===== Working data

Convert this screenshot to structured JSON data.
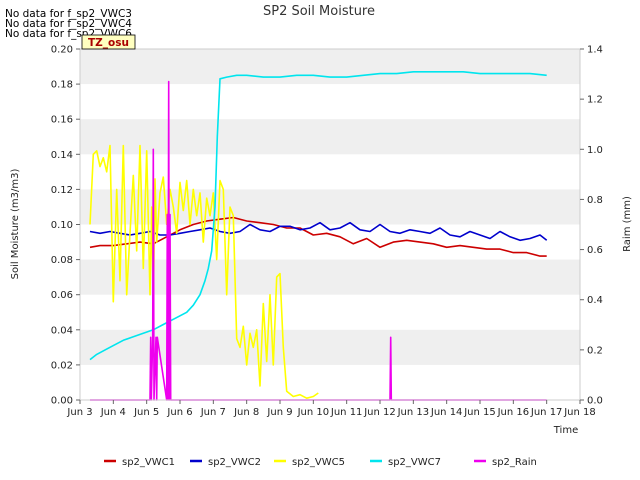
{
  "header_notes": [
    "No data for f_sp2_VWC3",
    "No data for f_sp2_VWC4",
    "No data for f_sp2_VWC6"
  ],
  "chart_data": {
    "type": "line",
    "title": "SP2 Soil Moisture",
    "xlabel": "Time",
    "ylabel": "Soil Moisture (m3/m3)",
    "y2label": "Raim (mm)",
    "tz_label": "TZ_osu",
    "xlim": [
      3,
      18
    ],
    "ylim": [
      0,
      0.2
    ],
    "y2lim": [
      0,
      1.4
    ],
    "x_ticks": [
      3,
      4,
      5,
      6,
      7,
      8,
      9,
      10,
      11,
      12,
      13,
      14,
      15,
      16,
      17,
      18
    ],
    "x_tick_labels": [
      "Jun 3",
      "Jun 4",
      "Jun 5",
      "Jun 6",
      "Jun 7",
      "Jun 8",
      "Jun 9",
      "Jun 10",
      "Jun 11",
      "Jun 12",
      "Jun 13",
      "Jun 14",
      "Jun 15",
      "Jun 16",
      "Jun 17",
      "Jun 18"
    ],
    "y_ticks": [
      0.0,
      0.02,
      0.04,
      0.06,
      0.08,
      0.1,
      0.12,
      0.14,
      0.16,
      0.18,
      0.2
    ],
    "y_tick_labels": [
      "0.00",
      "0.02",
      "0.04",
      "0.06",
      "0.08",
      "0.10",
      "0.12",
      "0.14",
      "0.16",
      "0.18",
      "0.20"
    ],
    "y2_ticks": [
      0.0,
      0.2,
      0.4,
      0.6,
      0.8,
      1.0,
      1.2,
      1.4
    ],
    "y2_tick_labels": [
      "0.0",
      "0.2",
      "0.4",
      "0.6",
      "0.8",
      "1.0",
      "1.2",
      "1.4"
    ],
    "grid": "horizontal bands",
    "legend_position": "bottom",
    "series": [
      {
        "name": "sp2_VWC1",
        "color": "#cc0000",
        "axis": "left",
        "x": [
          3.3,
          3.6,
          4.0,
          4.4,
          4.8,
          5.2,
          5.6,
          6.0,
          6.4,
          6.8,
          7.2,
          7.6,
          8.0,
          8.4,
          8.8,
          9.2,
          9.6,
          10.0,
          10.4,
          10.8,
          11.2,
          11.6,
          12.0,
          12.4,
          12.8,
          13.2,
          13.6,
          14.0,
          14.4,
          14.8,
          15.2,
          15.6,
          16.0,
          16.4,
          16.8,
          17.0
        ],
        "y": [
          0.087,
          0.088,
          0.088,
          0.089,
          0.09,
          0.089,
          0.093,
          0.097,
          0.1,
          0.102,
          0.103,
          0.104,
          0.102,
          0.101,
          0.1,
          0.098,
          0.098,
          0.094,
          0.095,
          0.093,
          0.089,
          0.092,
          0.087,
          0.09,
          0.091,
          0.09,
          0.089,
          0.087,
          0.088,
          0.087,
          0.086,
          0.086,
          0.084,
          0.084,
          0.082,
          0.082
        ]
      },
      {
        "name": "sp2_VWC2",
        "color": "#0000cc",
        "axis": "left",
        "x": [
          3.3,
          3.6,
          3.9,
          4.2,
          4.5,
          4.8,
          5.1,
          5.4,
          5.7,
          6.0,
          6.3,
          6.6,
          6.9,
          7.2,
          7.5,
          7.8,
          8.1,
          8.4,
          8.7,
          9.0,
          9.3,
          9.6,
          9.9,
          10.2,
          10.5,
          10.8,
          11.1,
          11.4,
          11.7,
          12.0,
          12.3,
          12.6,
          12.9,
          13.2,
          13.5,
          13.8,
          14.1,
          14.4,
          14.7,
          15.0,
          15.3,
          15.6,
          15.9,
          16.2,
          16.5,
          16.8,
          17.0
        ],
        "y": [
          0.096,
          0.095,
          0.096,
          0.095,
          0.094,
          0.095,
          0.096,
          0.094,
          0.094,
          0.095,
          0.096,
          0.097,
          0.098,
          0.096,
          0.095,
          0.096,
          0.1,
          0.097,
          0.096,
          0.099,
          0.099,
          0.097,
          0.098,
          0.101,
          0.097,
          0.098,
          0.101,
          0.097,
          0.096,
          0.1,
          0.096,
          0.095,
          0.097,
          0.096,
          0.095,
          0.098,
          0.094,
          0.093,
          0.096,
          0.094,
          0.092,
          0.096,
          0.093,
          0.091,
          0.092,
          0.094,
          0.091
        ]
      },
      {
        "name": "sp2_VWC5",
        "color": "#ffff00",
        "axis": "left",
        "x": [
          3.3,
          3.4,
          3.5,
          3.6,
          3.7,
          3.8,
          3.9,
          4.0,
          4.1,
          4.2,
          4.3,
          4.4,
          4.5,
          4.6,
          4.7,
          4.8,
          4.9,
          5.0,
          5.1,
          5.15,
          5.2,
          5.25,
          5.3,
          5.4,
          5.5,
          5.6,
          5.7,
          5.8,
          5.9,
          6.0,
          6.1,
          6.2,
          6.3,
          6.4,
          6.5,
          6.6,
          6.7,
          6.8,
          6.9,
          7.0,
          7.1,
          7.2,
          7.3,
          7.4,
          7.5,
          7.6,
          7.7,
          7.8,
          7.9,
          8.0,
          8.1,
          8.2,
          8.3,
          8.4,
          8.5,
          8.6,
          8.7,
          8.8,
          8.9,
          9.0,
          9.1,
          9.2,
          9.4,
          9.6,
          9.8,
          10.0,
          10.15
        ],
        "y": [
          0.1,
          0.14,
          0.142,
          0.133,
          0.138,
          0.13,
          0.145,
          0.056,
          0.12,
          0.068,
          0.145,
          0.06,
          0.095,
          0.128,
          0.085,
          0.145,
          0.075,
          0.142,
          0.06,
          0.11,
          0.055,
          0.126,
          0.09,
          0.118,
          0.127,
          0.1,
          0.12,
          0.11,
          0.095,
          0.124,
          0.108,
          0.125,
          0.1,
          0.12,
          0.105,
          0.118,
          0.09,
          0.115,
          0.105,
          0.118,
          0.08,
          0.125,
          0.12,
          0.06,
          0.11,
          0.105,
          0.035,
          0.03,
          0.042,
          0.02,
          0.038,
          0.03,
          0.04,
          0.008,
          0.055,
          0.022,
          0.06,
          0.02,
          0.07,
          0.072,
          0.03,
          0.005,
          0.002,
          0.003,
          0.001,
          0.002,
          0.004
        ]
      },
      {
        "name": "sp2_VWC7",
        "color": "#00e5ee",
        "axis": "left",
        "x": [
          3.3,
          3.5,
          3.8,
          4.0,
          4.3,
          4.6,
          4.9,
          5.2,
          5.5,
          5.8,
          6.0,
          6.2,
          6.4,
          6.6,
          6.75,
          6.85,
          6.95,
          7.05,
          7.12,
          7.2,
          7.4,
          7.7,
          8.0,
          8.5,
          9.0,
          9.5,
          10.0,
          10.5,
          11.0,
          11.5,
          12.0,
          12.5,
          13.0,
          13.5,
          14.0,
          14.5,
          15.0,
          15.5,
          16.0,
          16.5,
          17.0
        ],
        "y": [
          0.023,
          0.026,
          0.029,
          0.031,
          0.034,
          0.036,
          0.038,
          0.04,
          0.043,
          0.046,
          0.048,
          0.05,
          0.054,
          0.06,
          0.068,
          0.075,
          0.085,
          0.11,
          0.15,
          0.183,
          0.184,
          0.185,
          0.185,
          0.184,
          0.184,
          0.185,
          0.185,
          0.184,
          0.184,
          0.185,
          0.186,
          0.186,
          0.187,
          0.187,
          0.187,
          0.187,
          0.186,
          0.186,
          0.186,
          0.186,
          0.185
        ]
      },
      {
        "name": "sp2_Rain",
        "color": "#ee00ee",
        "axis": "right",
        "x": [
          3.3,
          5.0,
          5.1,
          5.12,
          5.14,
          5.18,
          5.2,
          5.22,
          5.28,
          5.3,
          5.32,
          5.6,
          5.62,
          5.64,
          5.66,
          5.68,
          5.7,
          5.72,
          12.3,
          12.32,
          12.34,
          12.36,
          17.0
        ],
        "y": [
          0,
          0,
          0,
          0.25,
          0,
          0.25,
          1.0,
          0,
          0.25,
          0,
          0.25,
          0,
          0.74,
          0,
          1.27,
          0,
          0.74,
          0,
          0,
          0.25,
          0,
          0,
          0
        ]
      }
    ]
  }
}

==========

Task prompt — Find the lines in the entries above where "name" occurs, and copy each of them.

Solved problem —
        "name": "sp2_VWC1",
        "name": "sp2_VWC2",
        "name": "sp2_VWC5",
        "name": "sp2_VWC7",
        "name": "sp2_Rain",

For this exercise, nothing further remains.